We believe the continued spotlight that COVID has shed on the challenges facing our healthcare system alongside the many opportunities for innovation outlined in this article will make 2022 another banner year for healthcare investing. While the broader markets look to be in the midst of a correction, we are optimistic about the myriad of opportunities for innovation in the largest market in our economy that is still in just the teenage years of its own digital revolution. As we start the new year, we at BVP are excited to forge ahead and partner with audacious healthcare entrepreneurs who want to create revolutions of their own.
“The number of startups in digital health will increase even faster next year as entrepreneurs jump into the fray out of sheer frustration that our pre-existing healthcare system, despite the learnings from COVID, doubles down on old strategic plans and the traditional fee for service system which has proven time and again to neither lower cost nor improve quality,” said Ming Jack Po, Founder and CEO of Ansible Health.
If the past two years have demonstrated anything it’s that healthcare innovation is driven and inspired by patient needs, clinicians, and builders who strive to better the frontlines of care. With that in mind, we looked to our community of founders and aggregated their predictions for 2022.
Jennifer Bellin, VP of Marketing, Artemis Health: “The market has seen an influx of healthcare point solutions over the past few years. In 2022, HR Benefits leaders will feel heightened pressure from their finance departments to demonstrate the value of these point solutions. It is incumbent upon these solutions to demonstrate value on investment or risk losing market share to higher-impact offerings.”
Mudit Garg, Co-founder and CEO, Qventus: “Over the last two years, hospitals struggled with capacity and staffing shortages. After initial successes in automating back-office operations, leaders are now extending automation to the area of care operations — all operations involved in the delivery of acute care, including management of discharge planning, or access, system-wide patient flow, and more, as well as processes that connect patient care beyond the hospital.”

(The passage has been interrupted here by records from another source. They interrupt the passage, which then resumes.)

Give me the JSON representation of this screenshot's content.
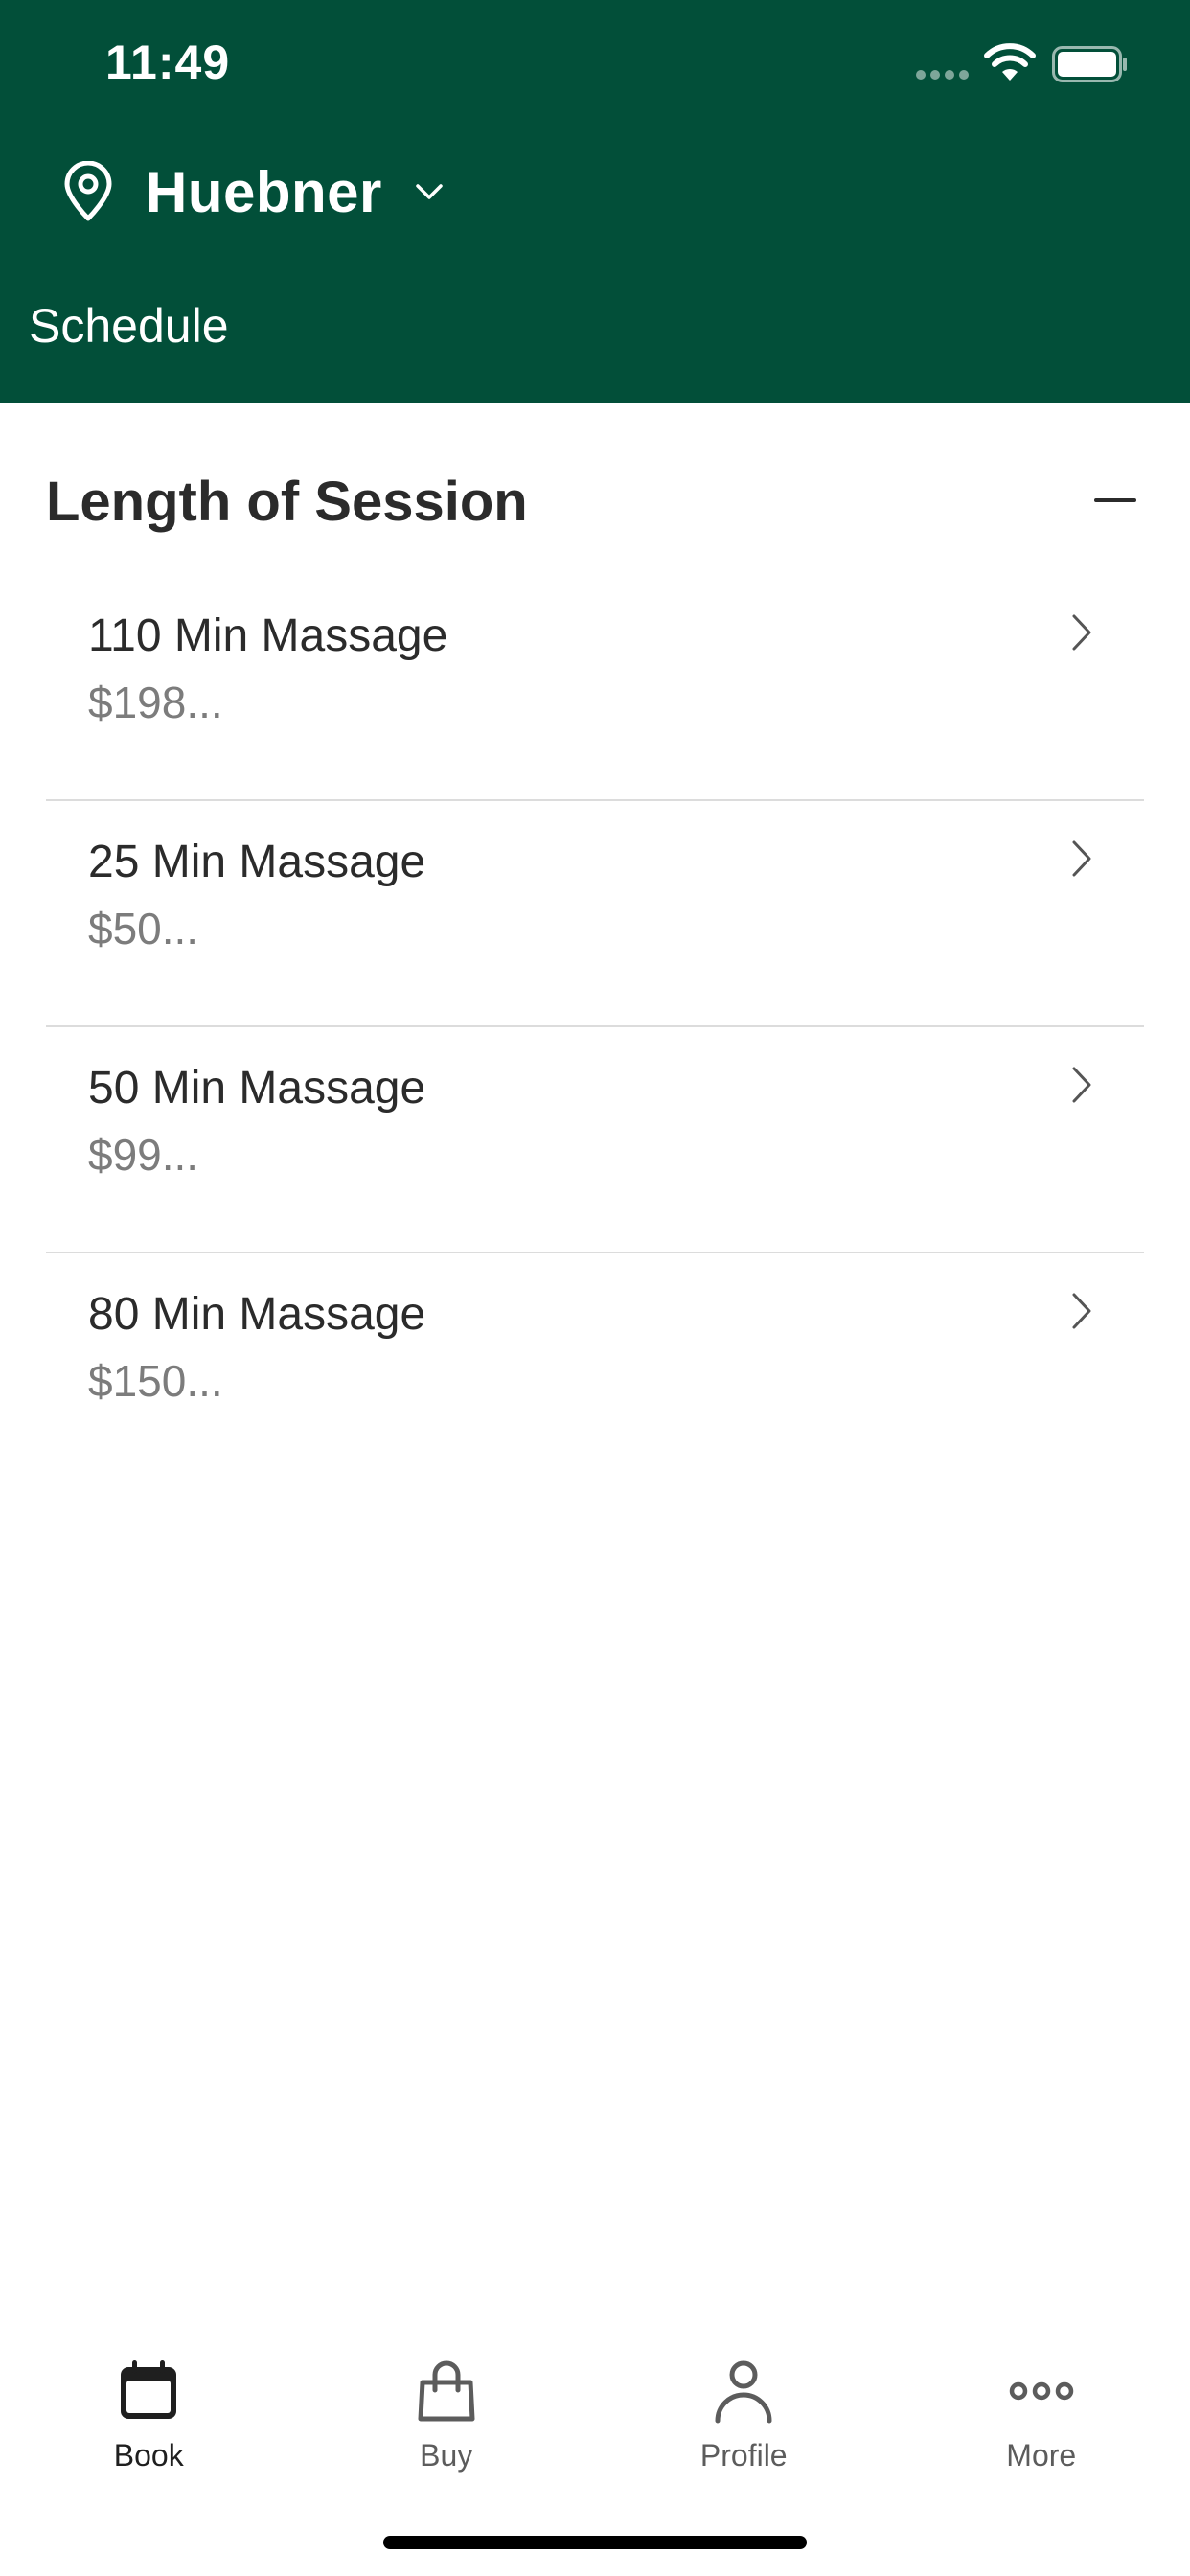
{
  "status_bar": {
    "time": "11:49"
  },
  "header": {
    "location": "Huebner",
    "subtitle": "Schedule",
    "background_color": "#024f39"
  },
  "section": {
    "title": "Length of Session"
  },
  "services": [
    {
      "name": "110 Min Massage",
      "price": "$198..."
    },
    {
      "name": "25 Min Massage",
      "price": "$50..."
    },
    {
      "name": "50 Min Massage",
      "price": "$99..."
    },
    {
      "name": "80 Min Massage",
      "price": "$150..."
    }
  ],
  "tab_bar": {
    "tabs": [
      {
        "label": "Book",
        "icon": "calendar-icon",
        "active": true
      },
      {
        "label": "Buy",
        "icon": "shopping-bag-icon",
        "active": false
      },
      {
        "label": "Profile",
        "icon": "person-icon",
        "active": false
      },
      {
        "label": "More",
        "icon": "more-dots-icon",
        "active": false
      }
    ]
  }
}
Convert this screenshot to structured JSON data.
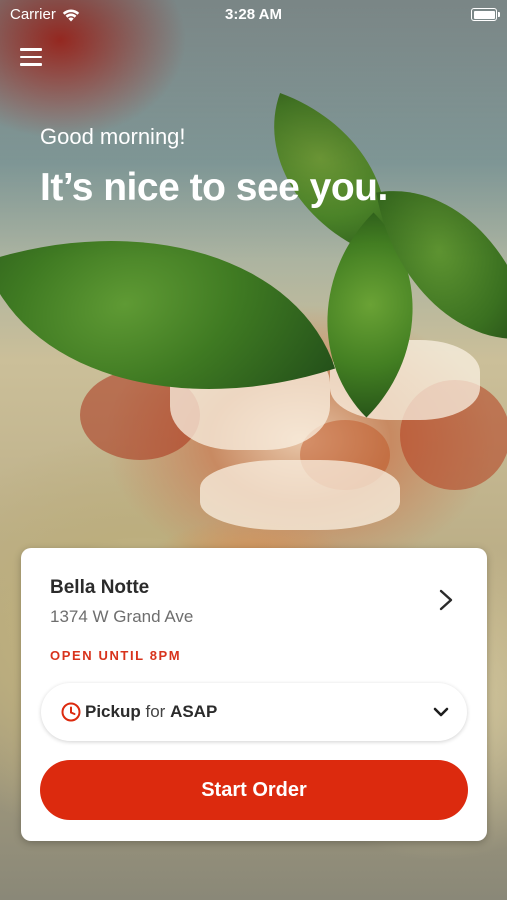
{
  "status_bar": {
    "carrier": "Carrier",
    "time": "3:28 AM",
    "wifi_icon": "wifi-icon",
    "battery_icon": "battery-icon"
  },
  "header": {
    "menu_icon": "hamburger-menu-icon",
    "greeting": "Good morning!",
    "headline": "It’s nice to see you."
  },
  "store_card": {
    "name": "Bella Notte",
    "address": "1374 W Grand Ave",
    "hours": "OPEN UNTIL 8PM",
    "chevron_icon": "chevron-right-icon"
  },
  "order_type": {
    "icon": "clock-icon",
    "mode": "Pickup",
    "connector": "for",
    "time": "ASAP",
    "dropdown_icon": "chevron-down-icon"
  },
  "cta": {
    "label": "Start Order"
  },
  "colors": {
    "accent": "#dc2a0e",
    "hours_text": "#d8331c",
    "card_background": "#ffffff"
  }
}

Jonathan Wang, Co-founder and CEO, and Mark Kalinich, Cofounder and CSO, Watershed Informatics: “The progression of life science’s digital transformation will drive large investments in computational infrastructure.”
Joy Liu, Co-founder and CEO, and Joy Patel, Co-founder and CTO, Plenful: “Automation and AI will play a growing role in specialty pharmacy operations in 2022, spurred by increases in limited distribution drugs, growing staffing challenges, pressure to differentiate on better patient experience, and novel purpose-built technology for pharmacy operations workflows. End-to-end automation with human-in-the-loop AI will decrease the amount of manual administrative work, decrease staff burnout rates, and increase patient access to medication in healthcare.”
Ogi Kavazovic, Cofounder and CEO, and Tesh Khullar, Cofounder and President, HouseRx: “Further consolidation in specialty pharmacy space, likely led by PBMs acquiring specialty pharmacy competition, which once again will result in fewer patient options and a suboptimal patient experience.”
Let us know what you think of our 2022 predictions by emailing us. You can reach the Healthcare team via Steve Kraus (firstname.lastname@example.org), Sofia Guerra (email@example.com), Andrew Hedin (firstname.lastname@example.org), and Morgan Cheatham (email@example.com).